Whilst the breadth of change in terms of scale, agility, trust, efficiency and performance going on in enterprise IT might sound challenging, it is no exaggeration to say that nearly all business processes are increasingly dependent on IT, and so you can easily see how vital it is that these issues don’t become the point-of-failure in a business model.

The notion that the competition is ‘months’ or ‘years’ behind cannot be allowed to breed complacency; rather, as I’ve noted before, leaders need a degree of ‘confident paranoia’ to maintain vigilance and ready themselves to drive progress on their own terms. Businesses that fail to plan and develop their capabilities in these five areas may find themselves unable to keep pace with, or step ahead of, the market.

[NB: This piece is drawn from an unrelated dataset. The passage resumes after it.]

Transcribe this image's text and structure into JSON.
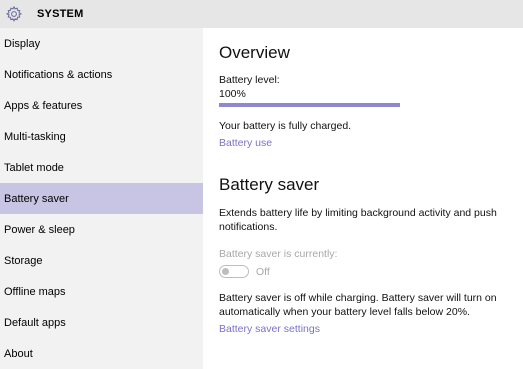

These shifts will also lead to a change in mind-set within the IT department and a change in the perception of IT resources more widely in the business. This challenge is one that is already seeing some people question the relevance of the CIO as legacy and culture threaten to keep them mired in a world where technology is a reason not to do things, rather than an enabler of possibilities. I don’t believe this will be the case – but for CIOs and IT teams to move beyond this, as I’ve said before, IT needs to find a way to work in partnership with the business to deliver against a new category of need. The need for agility and flexibility in a web-scale world; the need for resilience and trust in a regulated environment; the need for performance in a context of rich applications; and the need for efficiency in a competitive market where every drop of margin counts.

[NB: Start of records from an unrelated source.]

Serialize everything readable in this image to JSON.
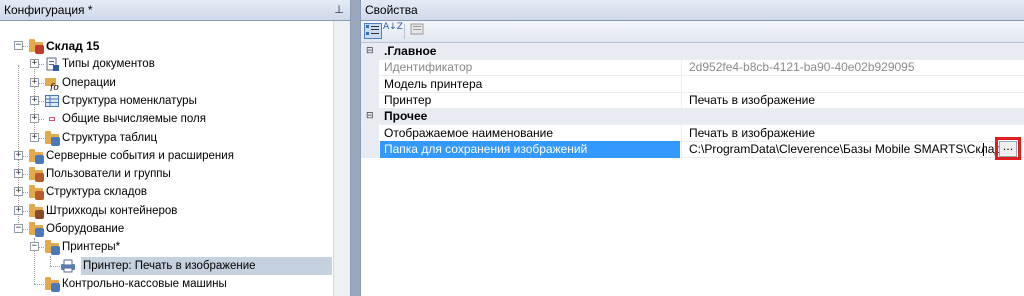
{
  "left_panel": {
    "title": "Конфигурация *",
    "pin_icon": "pin-icon",
    "tree": [
      {
        "label": "Склад 15",
        "level": 0,
        "bold": true,
        "expander": "−",
        "icon": "folder-cart-icon"
      },
      {
        "label": "Типы документов",
        "level": 1,
        "expander": "+",
        "icon": "document-types-icon"
      },
      {
        "label": "Операции",
        "level": 1,
        "expander": "+",
        "icon": "operations-fx-icon"
      },
      {
        "label": "Структура номенклатуры",
        "level": 1,
        "expander": "+",
        "icon": "table-grid-icon"
      },
      {
        "label": "Общие вычисляемые поля",
        "level": 1,
        "expander": "+",
        "icon": "computed-fields-icon"
      },
      {
        "label": "Структура таблиц",
        "level": 1,
        "expander": "+",
        "icon": "folder-table-icon"
      },
      {
        "label": "Серверные события и расширения",
        "level": 0,
        "expander": "+",
        "icon": "folder-gear-icon"
      },
      {
        "label": "Пользователи и группы",
        "level": 0,
        "expander": "+",
        "icon": "folder-users-icon"
      },
      {
        "label": "Структура складов",
        "level": 0,
        "expander": "+",
        "icon": "folder-warehouse-icon"
      },
      {
        "label": "Штрихкоды контейнеров",
        "level": 0,
        "expander": "+",
        "icon": "folder-barcode-icon"
      },
      {
        "label": "Оборудование",
        "level": 0,
        "expander": "−",
        "icon": "folder-equipment-icon"
      },
      {
        "label": "Принтеры*",
        "level": 1,
        "expander": "−",
        "icon": "folder-printer-icon"
      },
      {
        "label": "Принтер: Печать в изображение",
        "level": 2,
        "expander": "",
        "icon": "printer-icon",
        "selected": true
      },
      {
        "label": "Контрольно-кассовые машины",
        "level": 1,
        "expander": "",
        "icon": "folder-cash-register-icon"
      }
    ]
  },
  "right_panel": {
    "title": "Свойства",
    "toolbar": {
      "categorized_icon": "categorized-view-icon",
      "alphabetical_icon": "sort-alphabetical-icon",
      "alphabetical_label": "A↓Z",
      "pages_icon": "property-pages-icon"
    },
    "categories": [
      {
        "name": ".Главное",
        "rows": [
          {
            "name": "Идентификатор",
            "value": "2d952fe4-b8cb-4121-ba90-40e02b929095",
            "readonly": true
          },
          {
            "name": "Модель принтера",
            "value": ""
          },
          {
            "name": "Принтер",
            "value": "Печать в изображение"
          }
        ]
      },
      {
        "name": "Прочее",
        "rows": [
          {
            "name": "Отображаемое наименование",
            "value": "Печать в изображение"
          },
          {
            "name": "Папка для сохранения изображений",
            "value": "C:\\ProgramData\\Cleverence\\Базы Mobile SMARTS\\Склад",
            "selected": true,
            "button_label": "..."
          }
        ]
      }
    ]
  },
  "colors": {
    "selection_blue": "#3399ff",
    "highlight_red": "#e01e1e",
    "folder_orange": "#e3a94e",
    "tree_selection": "#c6d1e0"
  }
}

Whilst there are five pressing areas of change that need to be addressed in IT, the fundamental potential for technology in every aspect of a business’ operations puts the department in a stronger position than ever before to demonstrate its strategic value. Smart investment in each of these areas will deliver tangible competitive advantage for organisations and enable the IT department to take a more central role in the business.

Change or face irrelevance – the choice is as stark as that.